Because you see, once the trends start, they rarely change throughout an entire generation. The only reason SNES ever pulled ahead of Genesis in the US is because Sega quit too soon thanks to their Japan-centric management who were watching Mega Drive (the name for Genesis in Japan) failing miserably next to Nintendo’s machine. So we really have no precedent for a system coming back from being behind and ever catching and surpassing the leading console as of a year or two into the respective lives of the systems. With Microsoft launching 360 a year early and still falling behind worldwide, it’s pretty clear that Nintendo is destined to be this generation’s “winner” while 360 and PS3 will contend for second. PS3 will probably end up with better worldwide numbers than 360, while 360 may hold on here in the US.

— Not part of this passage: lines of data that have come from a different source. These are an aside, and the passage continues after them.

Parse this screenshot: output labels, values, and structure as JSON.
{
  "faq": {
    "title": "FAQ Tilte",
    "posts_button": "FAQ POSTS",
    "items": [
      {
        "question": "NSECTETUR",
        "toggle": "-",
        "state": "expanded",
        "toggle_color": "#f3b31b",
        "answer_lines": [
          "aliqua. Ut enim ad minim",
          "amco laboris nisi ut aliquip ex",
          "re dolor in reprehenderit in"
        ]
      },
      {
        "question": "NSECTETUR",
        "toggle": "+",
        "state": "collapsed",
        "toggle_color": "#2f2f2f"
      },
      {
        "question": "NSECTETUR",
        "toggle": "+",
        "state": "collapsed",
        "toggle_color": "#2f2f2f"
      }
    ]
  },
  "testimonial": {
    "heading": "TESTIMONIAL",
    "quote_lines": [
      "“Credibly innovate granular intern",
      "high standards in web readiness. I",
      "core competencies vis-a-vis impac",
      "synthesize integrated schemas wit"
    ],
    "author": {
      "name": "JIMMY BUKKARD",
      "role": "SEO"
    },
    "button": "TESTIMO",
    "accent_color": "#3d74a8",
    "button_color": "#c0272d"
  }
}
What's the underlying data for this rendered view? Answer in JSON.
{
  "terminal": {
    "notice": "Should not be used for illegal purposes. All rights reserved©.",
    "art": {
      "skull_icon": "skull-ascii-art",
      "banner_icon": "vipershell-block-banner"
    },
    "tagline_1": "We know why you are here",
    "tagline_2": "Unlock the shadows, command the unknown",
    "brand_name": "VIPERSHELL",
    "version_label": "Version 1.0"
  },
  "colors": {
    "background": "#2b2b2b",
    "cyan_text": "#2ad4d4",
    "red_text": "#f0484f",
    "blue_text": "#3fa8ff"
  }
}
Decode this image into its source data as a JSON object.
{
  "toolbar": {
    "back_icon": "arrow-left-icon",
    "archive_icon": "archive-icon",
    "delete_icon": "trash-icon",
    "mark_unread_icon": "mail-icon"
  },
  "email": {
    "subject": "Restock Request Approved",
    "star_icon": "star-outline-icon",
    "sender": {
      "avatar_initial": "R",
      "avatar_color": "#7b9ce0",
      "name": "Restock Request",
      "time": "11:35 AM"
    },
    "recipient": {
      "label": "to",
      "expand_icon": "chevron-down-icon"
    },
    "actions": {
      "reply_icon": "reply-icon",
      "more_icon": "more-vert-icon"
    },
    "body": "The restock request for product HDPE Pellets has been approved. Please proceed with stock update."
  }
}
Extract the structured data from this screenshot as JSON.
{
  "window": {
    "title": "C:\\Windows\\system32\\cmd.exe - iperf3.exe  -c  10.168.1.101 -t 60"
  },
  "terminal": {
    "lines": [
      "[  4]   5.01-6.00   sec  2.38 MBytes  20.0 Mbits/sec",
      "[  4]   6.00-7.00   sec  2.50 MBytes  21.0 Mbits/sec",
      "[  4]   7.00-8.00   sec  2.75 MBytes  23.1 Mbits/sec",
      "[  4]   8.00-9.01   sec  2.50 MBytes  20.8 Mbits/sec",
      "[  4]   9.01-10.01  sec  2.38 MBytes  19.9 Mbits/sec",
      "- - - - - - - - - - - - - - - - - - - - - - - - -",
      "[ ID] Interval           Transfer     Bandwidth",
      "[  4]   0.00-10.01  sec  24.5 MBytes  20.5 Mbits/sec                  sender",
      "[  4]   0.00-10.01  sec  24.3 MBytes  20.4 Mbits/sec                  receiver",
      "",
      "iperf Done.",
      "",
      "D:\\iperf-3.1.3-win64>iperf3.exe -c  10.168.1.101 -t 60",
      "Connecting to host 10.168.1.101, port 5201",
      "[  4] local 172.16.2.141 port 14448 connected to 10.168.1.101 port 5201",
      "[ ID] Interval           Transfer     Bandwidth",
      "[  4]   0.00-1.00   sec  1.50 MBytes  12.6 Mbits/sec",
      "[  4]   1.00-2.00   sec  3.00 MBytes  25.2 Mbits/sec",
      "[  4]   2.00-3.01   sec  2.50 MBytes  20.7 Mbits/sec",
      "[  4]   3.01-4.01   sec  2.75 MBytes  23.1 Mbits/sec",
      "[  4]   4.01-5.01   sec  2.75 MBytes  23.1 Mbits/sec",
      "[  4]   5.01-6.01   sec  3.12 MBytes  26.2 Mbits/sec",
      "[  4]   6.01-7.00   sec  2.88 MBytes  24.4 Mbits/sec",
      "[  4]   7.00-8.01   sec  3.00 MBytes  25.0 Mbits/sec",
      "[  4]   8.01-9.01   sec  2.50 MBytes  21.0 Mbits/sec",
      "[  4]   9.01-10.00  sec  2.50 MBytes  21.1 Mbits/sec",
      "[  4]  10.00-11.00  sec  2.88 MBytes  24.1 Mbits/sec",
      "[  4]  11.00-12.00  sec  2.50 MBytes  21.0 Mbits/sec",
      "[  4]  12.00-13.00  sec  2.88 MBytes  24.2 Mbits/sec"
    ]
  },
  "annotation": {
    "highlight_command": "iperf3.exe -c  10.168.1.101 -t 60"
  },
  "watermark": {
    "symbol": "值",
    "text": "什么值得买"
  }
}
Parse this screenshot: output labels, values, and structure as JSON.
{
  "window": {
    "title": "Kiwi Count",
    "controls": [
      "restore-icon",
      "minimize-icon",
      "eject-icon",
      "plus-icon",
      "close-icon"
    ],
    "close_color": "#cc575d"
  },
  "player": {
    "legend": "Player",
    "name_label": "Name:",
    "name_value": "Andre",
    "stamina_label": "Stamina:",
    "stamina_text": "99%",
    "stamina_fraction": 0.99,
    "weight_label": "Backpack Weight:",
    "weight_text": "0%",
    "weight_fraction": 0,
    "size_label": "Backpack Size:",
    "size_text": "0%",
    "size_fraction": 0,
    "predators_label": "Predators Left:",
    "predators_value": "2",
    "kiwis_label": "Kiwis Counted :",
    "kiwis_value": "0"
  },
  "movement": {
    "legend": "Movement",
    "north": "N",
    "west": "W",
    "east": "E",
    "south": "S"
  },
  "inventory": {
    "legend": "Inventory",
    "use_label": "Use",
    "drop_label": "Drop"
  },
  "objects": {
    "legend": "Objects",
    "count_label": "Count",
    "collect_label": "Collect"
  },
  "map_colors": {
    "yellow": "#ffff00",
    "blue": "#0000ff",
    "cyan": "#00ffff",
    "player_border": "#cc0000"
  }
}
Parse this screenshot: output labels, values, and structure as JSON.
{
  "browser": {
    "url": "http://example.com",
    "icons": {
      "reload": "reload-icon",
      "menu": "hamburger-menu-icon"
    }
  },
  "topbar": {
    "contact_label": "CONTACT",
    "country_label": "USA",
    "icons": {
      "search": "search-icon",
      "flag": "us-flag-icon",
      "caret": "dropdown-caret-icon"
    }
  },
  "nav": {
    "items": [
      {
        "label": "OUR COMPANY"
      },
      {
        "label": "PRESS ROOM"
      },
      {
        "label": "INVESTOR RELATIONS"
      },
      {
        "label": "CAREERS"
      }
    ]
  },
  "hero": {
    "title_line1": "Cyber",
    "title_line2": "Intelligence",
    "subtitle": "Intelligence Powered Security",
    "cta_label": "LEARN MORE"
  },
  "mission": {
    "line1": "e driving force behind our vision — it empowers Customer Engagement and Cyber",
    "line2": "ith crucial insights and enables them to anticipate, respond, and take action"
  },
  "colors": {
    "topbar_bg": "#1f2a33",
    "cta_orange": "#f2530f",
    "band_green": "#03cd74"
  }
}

Finally, PlayStation Portable continues to confound me. Games just don’t seem to sell on the system in any meaningful quantities so everyone must be using it as a music player/pirate/emulation machine. They’re certainly not watching UMD movies on it. I’ve become mildly interested in the Remote Play feature of the PSP/PS3 and I’ll be investigating that further, but that’s not a system selling function either. As long as Sony is making a profit on the PSP hardware, I’m sure they could care less what people do with it. I do wonder what developers think about it, though? I have to dig around, but I made a bunch of posts about how PSP was poorly positioned as a game device and that game devs would be competing with other media for time and dollars on that platform and it sure looks like I was dead on with that. Games are practically an afterthought for those buying the device and that’s just… odd.
Another month and more Nintendo dominance. When will it end? Probably not for another two or three years. I can’t believe there was a report in the rumors column in EGM that Microsoft is moving development of a game to the next Xbox, though. If they’re looking at 2009 for the next machine, well, that’s insane. 2010 seems more likely, but even then, I’m not sure we’ll even be close to where people are done with this gen. Heck many are still happy with PlayStation 2. Accelerated console cycles seem like the entirely wrong approach to the current market, unless the Wii’s motion controls have them so spooked that they think they just have to counter that right this second. Time will tell where Microsoft goes next, but the here and now is Nintendo DS and to a lesser extent Wii. I’m pretty happy with our new Nintendo overlords. Gaming needed the shakeup they’ve begun and sustained. Let’s hope it continues to get that influx of new ideas because as much as I enjoy them, I honestly hope a steady flow of military shooters isn’t the pinnacle of game design.